Teresa de Lauretis, Distinguished Professor Emerita of the History of Consciousness at the University of California, Santa Cruz, is the author of ten books in English and Italian. Since retiring from UCSC, de Lauretis has conducted seminars in Europe and Latin America, with an upcoming appointment at the Freie Universität in Berlin. She is currently working toward a theory of reading and spectatorship based on figurality and the psychoanalytic concepts of transference, seduction, and the drive. The symposium represents a rare US appearance, where she will present some of this work in the context of a tribute from her former students.

Organized by Patricia White (Film and Media Studies, Swarthmore), editor of Teresa de Lauretis’s book Figures of Resistance: Essays in Feminist Theory, and author of the recent Women’s Cinema, World Cinema: Projecting Contemporary Feminisms.

Schedule of events:

November 4, 4:15-6pm, Science Center 199, Swarthmore College

“Figures of Sound in Val Lewton’s Cat People”

Val Lewton’s Cat People, like the other eight films with which he redesigned the horror genre in the 1940s, is about the presence in human life of an otherness that is not an emanation of Evil or preternatural powers but comes from a place of darkness, an alterity, within the human. Irena fears that her body, under the sway of sexual emotions, will transform into a panther. While refusing to visualize the transformation, the film materializes her fear for the spectator by the innovative use of sound, creating the cinematic figure of a “pantherness,” an internal force that compels and transforms Irena. Followed by a reception and a screening of the film at 7pm.


November 5, 6-7:30pm

Slought Foundation, 4017 Walnut St, Philadelphia, PA 19104 (215) 701-4627

University of Pennsylvania Cinema Studies and Penn Humanities Forum present:

“The Queerness of the Drive”

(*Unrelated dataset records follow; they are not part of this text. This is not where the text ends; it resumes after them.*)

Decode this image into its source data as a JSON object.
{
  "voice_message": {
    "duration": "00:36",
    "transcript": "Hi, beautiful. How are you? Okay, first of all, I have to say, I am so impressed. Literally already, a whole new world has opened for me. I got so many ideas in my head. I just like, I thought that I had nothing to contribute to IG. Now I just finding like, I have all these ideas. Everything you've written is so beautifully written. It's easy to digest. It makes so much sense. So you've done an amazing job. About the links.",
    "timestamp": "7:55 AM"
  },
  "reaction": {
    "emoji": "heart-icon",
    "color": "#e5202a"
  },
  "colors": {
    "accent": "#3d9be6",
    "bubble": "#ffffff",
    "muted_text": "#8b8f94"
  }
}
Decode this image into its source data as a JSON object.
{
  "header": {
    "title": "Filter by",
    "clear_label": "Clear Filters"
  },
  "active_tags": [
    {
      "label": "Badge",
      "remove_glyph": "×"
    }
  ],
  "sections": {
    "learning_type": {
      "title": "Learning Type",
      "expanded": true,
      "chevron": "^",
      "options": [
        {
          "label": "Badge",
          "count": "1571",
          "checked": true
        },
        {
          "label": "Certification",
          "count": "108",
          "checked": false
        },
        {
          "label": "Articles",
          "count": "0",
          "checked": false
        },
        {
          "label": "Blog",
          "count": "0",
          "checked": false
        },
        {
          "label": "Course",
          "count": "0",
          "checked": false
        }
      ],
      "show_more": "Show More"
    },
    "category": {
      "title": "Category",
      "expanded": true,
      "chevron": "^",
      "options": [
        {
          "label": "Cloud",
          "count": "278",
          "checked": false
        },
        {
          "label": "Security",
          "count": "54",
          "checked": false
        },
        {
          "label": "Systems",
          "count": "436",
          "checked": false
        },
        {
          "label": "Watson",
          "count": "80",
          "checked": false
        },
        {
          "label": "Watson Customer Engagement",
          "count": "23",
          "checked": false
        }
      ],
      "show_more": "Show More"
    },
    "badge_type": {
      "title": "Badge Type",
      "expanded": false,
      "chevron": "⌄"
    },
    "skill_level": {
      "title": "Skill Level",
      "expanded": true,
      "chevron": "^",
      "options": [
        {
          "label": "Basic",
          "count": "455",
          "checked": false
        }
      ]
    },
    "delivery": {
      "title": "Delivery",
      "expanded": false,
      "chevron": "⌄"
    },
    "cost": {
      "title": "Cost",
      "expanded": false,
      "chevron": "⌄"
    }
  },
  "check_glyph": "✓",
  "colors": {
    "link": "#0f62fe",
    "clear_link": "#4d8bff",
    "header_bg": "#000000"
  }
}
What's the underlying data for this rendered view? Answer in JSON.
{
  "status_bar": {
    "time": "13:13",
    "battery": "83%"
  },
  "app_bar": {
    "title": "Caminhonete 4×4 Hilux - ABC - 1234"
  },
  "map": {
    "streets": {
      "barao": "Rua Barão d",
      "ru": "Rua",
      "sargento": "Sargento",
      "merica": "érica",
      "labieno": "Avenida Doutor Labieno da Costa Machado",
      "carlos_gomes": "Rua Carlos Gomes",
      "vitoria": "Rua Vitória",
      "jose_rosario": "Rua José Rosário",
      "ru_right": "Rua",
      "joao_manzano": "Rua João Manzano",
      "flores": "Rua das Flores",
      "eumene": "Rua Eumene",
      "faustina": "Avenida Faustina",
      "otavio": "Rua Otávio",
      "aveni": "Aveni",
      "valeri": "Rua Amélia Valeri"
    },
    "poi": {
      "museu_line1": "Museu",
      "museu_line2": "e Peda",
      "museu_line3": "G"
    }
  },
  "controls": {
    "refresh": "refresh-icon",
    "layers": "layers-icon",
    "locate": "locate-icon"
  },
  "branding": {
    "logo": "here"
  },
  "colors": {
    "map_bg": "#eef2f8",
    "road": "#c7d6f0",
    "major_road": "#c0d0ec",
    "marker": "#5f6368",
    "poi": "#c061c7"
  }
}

One of Freud’s original contributions to 20th century epistemology is the notion of “polymorphous perverse” infantile sexuality. Revisiting Freud, Jean Laplanche reformulates it as the specific character of human sexuality, which he calls “le sexual” and defines as distinct from and even in conflict with love (attachment). He proposes that the sexual drive, unlike the sexual instinct, is not innate or endogenous but is constituted as an effect of seduction, repression and translation. Thus only the drive pertains to the domain of the sexual. In the context of Laplanche’s metapsychology, the lecture asks, in what sense can it be said that the drive is queer?

Co-sponsored by the Gender, Sexuality, and Women’s Studies Program and the Department of English at the University of Pennsylvania


November 6, 3pm, Science Center 199

Swarthmore College

Panel: “Eccentric Subjects: The Work of Teresa de Lauretis”

Presentations by former students of de Lauretis, including Patricia White, Film and Media Studies, Swarthmore College; Jerry Miller, Philosophy, Haverford College; and Jonathan Hall, Media Studies, Pomona College

The panel will be preceded by a faculty seminar with Professor de Lauretis

Presented with assistance from the Hungerford Faculty Support Fund and co-sponsored by the Philosophy Department at Haverford College, the Departments of English Literature and Philosophy, and the Programs in Interpretation Theory and Gender and Sexuality Studies at Swarthmore College

Events are free and, with the exception of the faculty seminar, open to the public,